I really don't remember what happened. It was October 18th of this last year. I don’t know if I was walking across the street, or standing with a sign, I don’t know. I got hit by a car.
But it’s the best thing that ever happened to me, because Pathways had already contacted me. I thought they were full of it about getting me a place, but they couldn’t get me in to do paperwork. So that was actually how I started talking to Shawn [the Harm Reduction Peer Specialist] about the Pathways program. And Hillary [the nurse for Team 8] came up, and Dr. Hails [one of our psychiatrists] at the hospital. That’s where they got me to fill out the paperwork, there in the hospital. If it wasn’t for them, I would have gone right back out to the street.
My daughter’s still out there. She’s 21. That’s rough to watch. I turn 38 in July.
I was homeless for over two years. I went from being a 16 year old mom, being on my own since I was 15 - I never even rented an apartment, I rented my first house at 17, bought my house when I was 21. I never got welfare. I worked 2, sometimes 3 jobs, just to prove everybody wrong. You know, about your typical stereotype. I was clean for over 17 years.
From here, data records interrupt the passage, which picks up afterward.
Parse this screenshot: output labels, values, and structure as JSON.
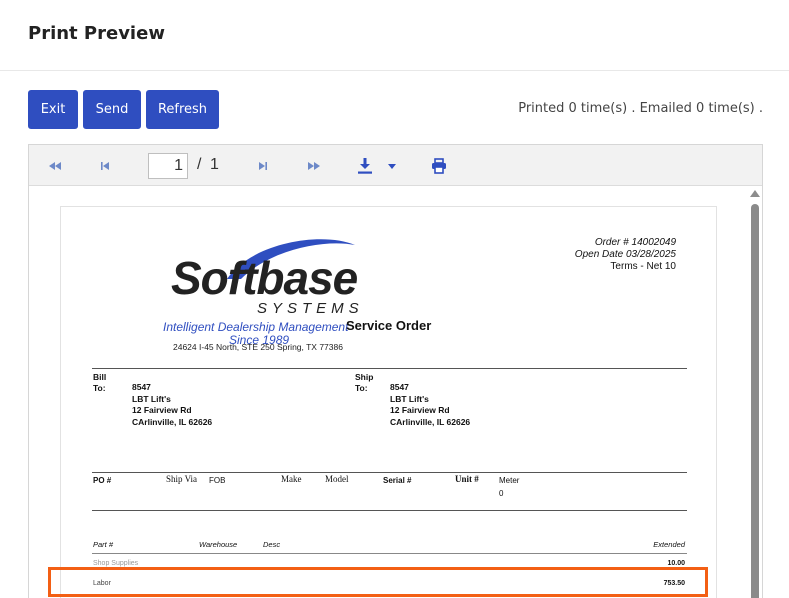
{
  "header": {
    "title": "Print Preview"
  },
  "actions": {
    "exit_label": "Exit",
    "send_label": "Send",
    "refresh_label": "Refresh"
  },
  "status": {
    "text": "Printed 0 time(s) . Emailed 0 time(s) ."
  },
  "viewer": {
    "current_page": "1",
    "separator": "/",
    "total_pages": "1",
    "icons": [
      "first-page-icon",
      "previous-page-icon",
      "next-page-icon",
      "last-page-icon",
      "download-icon",
      "dropdown-arrow-icon",
      "printer-icon"
    ]
  },
  "document": {
    "logo_text": "Softbase",
    "logo_sub": "SYSTEMS",
    "logo_tagline": "Intelligent Dealership Management",
    "logo_since": "Since 1989",
    "company_address": "24624 I-45 North, STE 250 Spring, TX 77386",
    "doc_title": "Service Order",
    "order_number": "Order # 14002049",
    "open_date": "Open Date 03/28/2025",
    "terms": "Terms - Net 10",
    "bill_label_1": "Bill",
    "bill_label_2": "To:",
    "bill_to": {
      "id": "8547",
      "name": "LBT Lift's",
      "street": "12 Fairview Rd",
      "city": "CArlinville, IL 62626"
    },
    "ship_label_1": "Ship",
    "ship_label_2": "To:",
    "ship_to": {
      "id": "8547",
      "name": "LBT Lift's",
      "street": "12 Fairview Rd",
      "city": "CArlinville, IL 62626"
    },
    "headers": {
      "po": "PO #",
      "ship_via": "Ship Via",
      "fob": "FOB",
      "make": "Make",
      "model": "Model",
      "serial": "Serial #",
      "unit": "Unit #",
      "meter": "Meter",
      "meter_value": "0"
    },
    "line_headers": {
      "part": "Part #",
      "warehouse": "Warehouse",
      "desc": "Desc",
      "extended": "Extended"
    },
    "lines": [
      {
        "desc": "Shop Supplies",
        "extended": "10.00"
      },
      {
        "desc": "Labor",
        "extended": "753.50"
      }
    ]
  },
  "colors": {
    "accent": "#2f4ec0",
    "highlight": "#f35f14"
  }
}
By the time I turned 18, by the time she was 3, I put everything down. And kept it down. Totally clean. For 17 years.
And then I lost my dad. February 2016. My younger brother went right after him, in August, just a couple of days before he turned 34. And then my Grandpop. I lost all three of them that same year. And then my husband went to jail. His parents wouldn’t give me his social security money to pay my rent, so I got locked out of my house two days before Christmas that year.
And I just… I just had nothing. I didn’t have anything. I had no reason to even try anymore. I threw everything in and gave up. Ended up on the streets. Homeless. No money, no nothing. And then, not even a year later, my daughter ended up out there with me.
Now, people down there, they look out for each other. So they’ll tell me, someone will tell me, every day that they’ve seen her and she’s okay. And that’s enough for me for right now. Because I know there’s nothing else I can do. You know? I would be the first one to say – when they [street outreach workers] would come down under the bridge, talking to everybody. I was like, “Detox? Rehab? My ONLY options? No. Not doing it. Not going to do it, won’t even pretend to entertain that thought,” because I wasn’t going.
Pathways came to me in the hospital, and Shawn was like “Finally! We got you sitting still! We got some paperwork for you to do, we have to talk to the doctor, and we can get you a place.” And I was like, “What??” I totally didn’t believe it. I don’t quality for section 8, or HUD, what other options are there? All of a sudden there was this. And it worked out really great.
Now I get Vivitrol. Oh my god, they fought with the hospital to get me that Vivitrol shot before I left. It was great. It’s been great. I got my seventh one last Tuesday. It’s a lot easier. Me? I’m not the type to do meetings and stuff like that. Stuff like this? A conversation? I love it. But I don’t understand that other stuff. I mean… there is so much more to life. I had 17 years where drugs were not even a passing thought. I had stuff to do, and more important stuff than that to think about. Anytime I find myself in any type of meeting or anything like that, where I try to talk about life, they just want to bring it back to that, to the drugs. No wonder people want to run! They tell you that you are supposed to eliminate that from your life, but then they make you continuously surround yourself with it.
I’m doing really well, though. I’m happy. It’s crazy. It’s absolutely crazy. Cause I’ve never been by myself before, ever, and I’m good with it. I mean, I don’t have a lot of friends. I’ve always been a hermit to begin with.
But, I write. I just started a blog, actually. I want to write a book, but I don’t know where to start, honestly. Just, all the crap. All the stuff. Nonfiction. Just what it’s like, you know? I wrote kid’s book when I was younger, in my twenties. I have 5 kids. I never published them, I just wrote them for my kids.
There’s just so much, you know? So much that seems to be happening in such a short period of time in my life. As much as I try to avoid it… but it’s cool. I wouldn’t give a day or a minute of it back. Because then I wouldn’t be where I’m at.
This is working really well for me, here at Pathways. I’ve been on both ends of the spectrum. I went from having everything - and I got it on my own - to having nothing and no one. But I’m happy now, for the first time in my life. It took 37 years, but I feel like I’m making it. I’m making it work.
Blog Credit: Jolene, Pathways Team 8 participant